ABOUT THIS EXERCISE:
Filter out all lines without the word "image" from the data below, please, and copy the rest.

PROVIDED DATA:
▬▬▬
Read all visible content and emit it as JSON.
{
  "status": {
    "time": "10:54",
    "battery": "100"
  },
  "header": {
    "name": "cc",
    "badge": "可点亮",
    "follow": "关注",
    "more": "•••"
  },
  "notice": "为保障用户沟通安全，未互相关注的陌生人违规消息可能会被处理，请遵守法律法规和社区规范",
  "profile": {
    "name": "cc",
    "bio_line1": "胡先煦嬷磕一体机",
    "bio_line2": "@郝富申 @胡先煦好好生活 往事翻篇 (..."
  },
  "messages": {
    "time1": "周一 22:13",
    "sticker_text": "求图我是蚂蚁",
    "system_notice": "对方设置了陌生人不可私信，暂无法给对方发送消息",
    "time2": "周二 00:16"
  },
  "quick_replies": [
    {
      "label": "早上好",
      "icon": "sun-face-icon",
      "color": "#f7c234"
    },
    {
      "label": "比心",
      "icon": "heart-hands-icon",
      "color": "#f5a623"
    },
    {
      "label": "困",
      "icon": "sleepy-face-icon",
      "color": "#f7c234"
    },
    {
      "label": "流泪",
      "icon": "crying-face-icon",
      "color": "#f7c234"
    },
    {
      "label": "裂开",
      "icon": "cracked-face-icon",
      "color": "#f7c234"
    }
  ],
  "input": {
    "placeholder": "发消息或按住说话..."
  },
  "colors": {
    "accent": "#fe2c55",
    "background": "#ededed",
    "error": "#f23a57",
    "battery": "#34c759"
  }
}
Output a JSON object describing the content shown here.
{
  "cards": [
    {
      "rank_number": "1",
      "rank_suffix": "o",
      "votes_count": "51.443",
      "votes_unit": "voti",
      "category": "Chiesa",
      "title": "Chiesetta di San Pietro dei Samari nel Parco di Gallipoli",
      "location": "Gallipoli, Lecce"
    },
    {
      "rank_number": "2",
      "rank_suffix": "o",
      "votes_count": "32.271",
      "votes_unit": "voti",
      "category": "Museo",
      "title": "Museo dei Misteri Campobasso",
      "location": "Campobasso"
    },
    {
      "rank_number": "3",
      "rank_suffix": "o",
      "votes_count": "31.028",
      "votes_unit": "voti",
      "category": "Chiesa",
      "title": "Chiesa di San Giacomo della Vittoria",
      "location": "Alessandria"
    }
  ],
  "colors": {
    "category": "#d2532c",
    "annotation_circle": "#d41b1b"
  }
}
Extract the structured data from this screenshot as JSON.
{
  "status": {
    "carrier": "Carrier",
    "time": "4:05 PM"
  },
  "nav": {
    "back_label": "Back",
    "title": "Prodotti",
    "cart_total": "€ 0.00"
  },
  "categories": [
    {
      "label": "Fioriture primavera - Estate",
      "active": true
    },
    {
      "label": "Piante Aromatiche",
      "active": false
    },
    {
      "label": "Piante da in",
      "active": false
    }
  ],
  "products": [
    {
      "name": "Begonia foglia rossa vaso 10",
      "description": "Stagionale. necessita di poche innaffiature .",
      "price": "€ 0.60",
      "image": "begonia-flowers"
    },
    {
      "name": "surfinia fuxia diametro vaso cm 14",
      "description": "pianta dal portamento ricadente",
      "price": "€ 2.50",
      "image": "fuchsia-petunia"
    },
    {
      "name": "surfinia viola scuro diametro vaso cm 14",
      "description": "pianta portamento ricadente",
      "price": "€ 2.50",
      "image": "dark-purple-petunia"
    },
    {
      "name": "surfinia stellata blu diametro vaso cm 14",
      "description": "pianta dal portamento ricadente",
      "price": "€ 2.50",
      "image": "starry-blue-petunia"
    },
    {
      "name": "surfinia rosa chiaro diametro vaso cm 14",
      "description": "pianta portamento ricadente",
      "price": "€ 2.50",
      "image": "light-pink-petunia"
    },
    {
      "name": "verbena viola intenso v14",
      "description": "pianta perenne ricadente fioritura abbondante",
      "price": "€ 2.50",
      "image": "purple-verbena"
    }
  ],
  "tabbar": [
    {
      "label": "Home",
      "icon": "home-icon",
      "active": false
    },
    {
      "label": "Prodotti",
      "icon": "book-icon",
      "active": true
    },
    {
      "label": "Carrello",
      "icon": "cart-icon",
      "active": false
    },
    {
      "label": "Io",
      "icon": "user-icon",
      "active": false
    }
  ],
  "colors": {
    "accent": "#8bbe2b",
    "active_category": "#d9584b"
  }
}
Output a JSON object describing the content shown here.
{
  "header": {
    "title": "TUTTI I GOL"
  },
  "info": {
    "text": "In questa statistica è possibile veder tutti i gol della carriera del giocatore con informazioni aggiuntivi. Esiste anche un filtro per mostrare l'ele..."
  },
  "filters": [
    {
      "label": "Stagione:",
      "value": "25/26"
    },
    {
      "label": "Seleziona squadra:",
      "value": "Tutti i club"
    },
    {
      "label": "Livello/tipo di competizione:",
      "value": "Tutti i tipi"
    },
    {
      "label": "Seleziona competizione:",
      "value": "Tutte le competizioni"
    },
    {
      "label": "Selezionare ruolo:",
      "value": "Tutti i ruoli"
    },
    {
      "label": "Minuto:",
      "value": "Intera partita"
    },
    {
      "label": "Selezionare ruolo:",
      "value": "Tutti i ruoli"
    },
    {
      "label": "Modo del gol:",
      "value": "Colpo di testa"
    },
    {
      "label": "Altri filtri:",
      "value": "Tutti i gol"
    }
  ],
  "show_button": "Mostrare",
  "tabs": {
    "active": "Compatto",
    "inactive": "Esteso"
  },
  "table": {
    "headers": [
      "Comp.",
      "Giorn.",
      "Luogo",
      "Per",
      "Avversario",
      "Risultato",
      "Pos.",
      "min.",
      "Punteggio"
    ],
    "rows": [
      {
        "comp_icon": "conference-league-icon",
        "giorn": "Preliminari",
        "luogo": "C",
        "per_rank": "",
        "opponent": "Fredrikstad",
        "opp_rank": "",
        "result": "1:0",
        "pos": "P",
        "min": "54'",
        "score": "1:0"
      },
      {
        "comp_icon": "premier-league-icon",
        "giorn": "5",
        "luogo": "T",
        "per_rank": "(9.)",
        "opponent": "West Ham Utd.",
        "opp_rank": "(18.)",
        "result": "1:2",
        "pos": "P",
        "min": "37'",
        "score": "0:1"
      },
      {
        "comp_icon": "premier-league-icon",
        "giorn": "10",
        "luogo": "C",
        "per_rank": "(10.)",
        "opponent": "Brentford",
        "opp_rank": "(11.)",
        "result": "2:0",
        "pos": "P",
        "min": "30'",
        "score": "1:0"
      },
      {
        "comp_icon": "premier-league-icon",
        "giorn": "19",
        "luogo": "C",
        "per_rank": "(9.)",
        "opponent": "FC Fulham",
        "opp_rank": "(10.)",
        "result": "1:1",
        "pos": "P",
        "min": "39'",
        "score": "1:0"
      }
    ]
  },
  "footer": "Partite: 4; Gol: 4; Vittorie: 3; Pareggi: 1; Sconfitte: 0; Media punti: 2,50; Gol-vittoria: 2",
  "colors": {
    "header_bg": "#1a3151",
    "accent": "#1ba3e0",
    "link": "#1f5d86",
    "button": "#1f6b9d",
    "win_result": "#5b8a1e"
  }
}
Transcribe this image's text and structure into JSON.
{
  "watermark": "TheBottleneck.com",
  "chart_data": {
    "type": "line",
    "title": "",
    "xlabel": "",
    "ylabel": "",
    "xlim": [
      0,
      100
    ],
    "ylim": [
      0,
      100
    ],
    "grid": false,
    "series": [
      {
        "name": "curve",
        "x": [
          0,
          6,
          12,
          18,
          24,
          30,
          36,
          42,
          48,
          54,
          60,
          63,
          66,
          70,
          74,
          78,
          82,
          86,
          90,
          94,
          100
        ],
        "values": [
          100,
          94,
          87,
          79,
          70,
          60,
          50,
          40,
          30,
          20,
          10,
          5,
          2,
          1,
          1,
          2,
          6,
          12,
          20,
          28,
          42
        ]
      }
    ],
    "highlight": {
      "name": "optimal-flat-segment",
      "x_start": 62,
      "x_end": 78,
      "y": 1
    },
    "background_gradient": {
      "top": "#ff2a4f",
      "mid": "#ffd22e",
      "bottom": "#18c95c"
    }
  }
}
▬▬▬
EXERCISE ANSWER:
      "image": "begonia-flowers"
      "image": "fuchsia-petunia"
      "image": "dark-purple-petunia"
      "image": "starry-blue-petunia"
      "image": "light-pink-petunia"
      "image": "purple-verbena"
Transcribe this image's text and structure into JSON.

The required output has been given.